## Assignment
Where does the string "History" appear in the records? Copy every line that contains it.

## Provided data
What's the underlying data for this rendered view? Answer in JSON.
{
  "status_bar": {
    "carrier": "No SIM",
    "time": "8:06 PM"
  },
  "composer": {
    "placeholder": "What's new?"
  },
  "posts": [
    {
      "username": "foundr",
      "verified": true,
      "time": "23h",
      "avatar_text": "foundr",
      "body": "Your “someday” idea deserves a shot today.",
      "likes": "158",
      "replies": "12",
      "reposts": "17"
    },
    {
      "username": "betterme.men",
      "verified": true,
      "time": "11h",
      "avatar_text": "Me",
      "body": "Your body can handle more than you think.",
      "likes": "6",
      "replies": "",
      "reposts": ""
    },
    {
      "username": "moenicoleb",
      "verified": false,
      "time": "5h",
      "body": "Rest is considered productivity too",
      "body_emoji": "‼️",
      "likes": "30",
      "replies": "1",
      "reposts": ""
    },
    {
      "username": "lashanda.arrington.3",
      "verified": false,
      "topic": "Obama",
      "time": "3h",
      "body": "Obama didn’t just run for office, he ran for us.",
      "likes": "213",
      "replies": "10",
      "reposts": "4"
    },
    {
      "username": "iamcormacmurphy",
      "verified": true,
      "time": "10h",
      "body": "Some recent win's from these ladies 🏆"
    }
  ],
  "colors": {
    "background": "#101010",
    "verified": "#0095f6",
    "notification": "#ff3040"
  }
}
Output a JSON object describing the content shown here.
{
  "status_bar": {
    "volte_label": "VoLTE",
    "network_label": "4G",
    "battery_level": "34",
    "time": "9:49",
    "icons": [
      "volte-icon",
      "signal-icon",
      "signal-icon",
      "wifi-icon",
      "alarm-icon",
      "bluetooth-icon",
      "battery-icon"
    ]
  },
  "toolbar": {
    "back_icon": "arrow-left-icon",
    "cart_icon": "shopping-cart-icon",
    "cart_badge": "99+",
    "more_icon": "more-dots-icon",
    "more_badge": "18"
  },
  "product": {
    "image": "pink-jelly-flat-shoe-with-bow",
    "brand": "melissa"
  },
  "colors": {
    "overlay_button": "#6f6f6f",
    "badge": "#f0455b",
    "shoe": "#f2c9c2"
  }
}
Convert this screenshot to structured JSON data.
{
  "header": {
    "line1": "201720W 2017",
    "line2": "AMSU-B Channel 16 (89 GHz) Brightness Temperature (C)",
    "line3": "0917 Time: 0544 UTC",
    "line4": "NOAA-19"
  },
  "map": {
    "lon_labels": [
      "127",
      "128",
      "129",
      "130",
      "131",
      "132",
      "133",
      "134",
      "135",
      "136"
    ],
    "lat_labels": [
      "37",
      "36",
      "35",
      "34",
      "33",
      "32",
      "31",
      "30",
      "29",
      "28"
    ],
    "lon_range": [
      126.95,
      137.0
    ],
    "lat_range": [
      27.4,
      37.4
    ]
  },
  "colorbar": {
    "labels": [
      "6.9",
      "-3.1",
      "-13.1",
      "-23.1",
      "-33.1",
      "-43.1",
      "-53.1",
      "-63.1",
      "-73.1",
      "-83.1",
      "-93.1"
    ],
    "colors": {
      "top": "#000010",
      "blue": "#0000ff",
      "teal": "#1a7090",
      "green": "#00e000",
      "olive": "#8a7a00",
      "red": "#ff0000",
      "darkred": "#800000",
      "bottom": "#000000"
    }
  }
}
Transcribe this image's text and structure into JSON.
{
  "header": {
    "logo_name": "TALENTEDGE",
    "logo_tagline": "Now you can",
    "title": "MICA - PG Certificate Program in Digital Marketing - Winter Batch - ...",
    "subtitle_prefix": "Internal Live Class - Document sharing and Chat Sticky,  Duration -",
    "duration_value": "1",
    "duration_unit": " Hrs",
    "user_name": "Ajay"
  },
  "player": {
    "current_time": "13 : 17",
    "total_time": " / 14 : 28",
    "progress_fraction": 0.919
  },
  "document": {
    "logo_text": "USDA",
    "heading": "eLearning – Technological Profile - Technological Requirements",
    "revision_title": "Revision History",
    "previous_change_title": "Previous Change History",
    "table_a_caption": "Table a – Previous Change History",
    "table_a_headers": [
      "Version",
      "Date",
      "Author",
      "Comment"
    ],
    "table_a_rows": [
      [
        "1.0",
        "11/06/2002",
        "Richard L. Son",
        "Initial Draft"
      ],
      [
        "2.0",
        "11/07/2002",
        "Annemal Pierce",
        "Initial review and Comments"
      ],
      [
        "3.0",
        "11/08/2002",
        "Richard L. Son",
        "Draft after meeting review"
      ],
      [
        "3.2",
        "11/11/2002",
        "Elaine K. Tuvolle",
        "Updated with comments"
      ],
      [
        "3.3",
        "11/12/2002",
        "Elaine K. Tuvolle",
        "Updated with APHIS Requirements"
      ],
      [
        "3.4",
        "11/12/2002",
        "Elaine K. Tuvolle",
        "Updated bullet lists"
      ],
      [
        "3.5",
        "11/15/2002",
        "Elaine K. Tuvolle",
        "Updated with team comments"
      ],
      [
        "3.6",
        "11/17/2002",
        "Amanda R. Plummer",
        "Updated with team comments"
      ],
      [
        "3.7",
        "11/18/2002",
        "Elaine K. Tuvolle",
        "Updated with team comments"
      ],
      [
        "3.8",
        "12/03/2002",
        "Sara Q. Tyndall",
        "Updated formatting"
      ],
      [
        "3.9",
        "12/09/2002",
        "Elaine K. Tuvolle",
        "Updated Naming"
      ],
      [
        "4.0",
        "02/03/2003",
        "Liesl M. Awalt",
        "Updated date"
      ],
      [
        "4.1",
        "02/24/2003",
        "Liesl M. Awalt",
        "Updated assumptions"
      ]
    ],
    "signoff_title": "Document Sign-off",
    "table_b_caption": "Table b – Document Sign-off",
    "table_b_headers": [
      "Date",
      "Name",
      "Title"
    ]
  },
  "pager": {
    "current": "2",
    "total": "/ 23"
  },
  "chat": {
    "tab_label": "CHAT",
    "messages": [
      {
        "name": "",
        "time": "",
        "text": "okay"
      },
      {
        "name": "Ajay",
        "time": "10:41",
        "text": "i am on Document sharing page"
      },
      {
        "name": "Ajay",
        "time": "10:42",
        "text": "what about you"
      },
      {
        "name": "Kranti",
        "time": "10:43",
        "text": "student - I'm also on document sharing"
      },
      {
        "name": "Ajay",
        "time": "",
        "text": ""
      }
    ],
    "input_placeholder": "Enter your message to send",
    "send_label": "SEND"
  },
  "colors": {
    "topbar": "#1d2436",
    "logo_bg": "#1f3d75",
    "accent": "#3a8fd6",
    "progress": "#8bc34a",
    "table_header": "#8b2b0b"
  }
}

## Exercise answer
    "revision_title": "Revision History",
    "previous_change_title": "Previous Change History",
    "table_a_caption": "Table a – Previous Change History",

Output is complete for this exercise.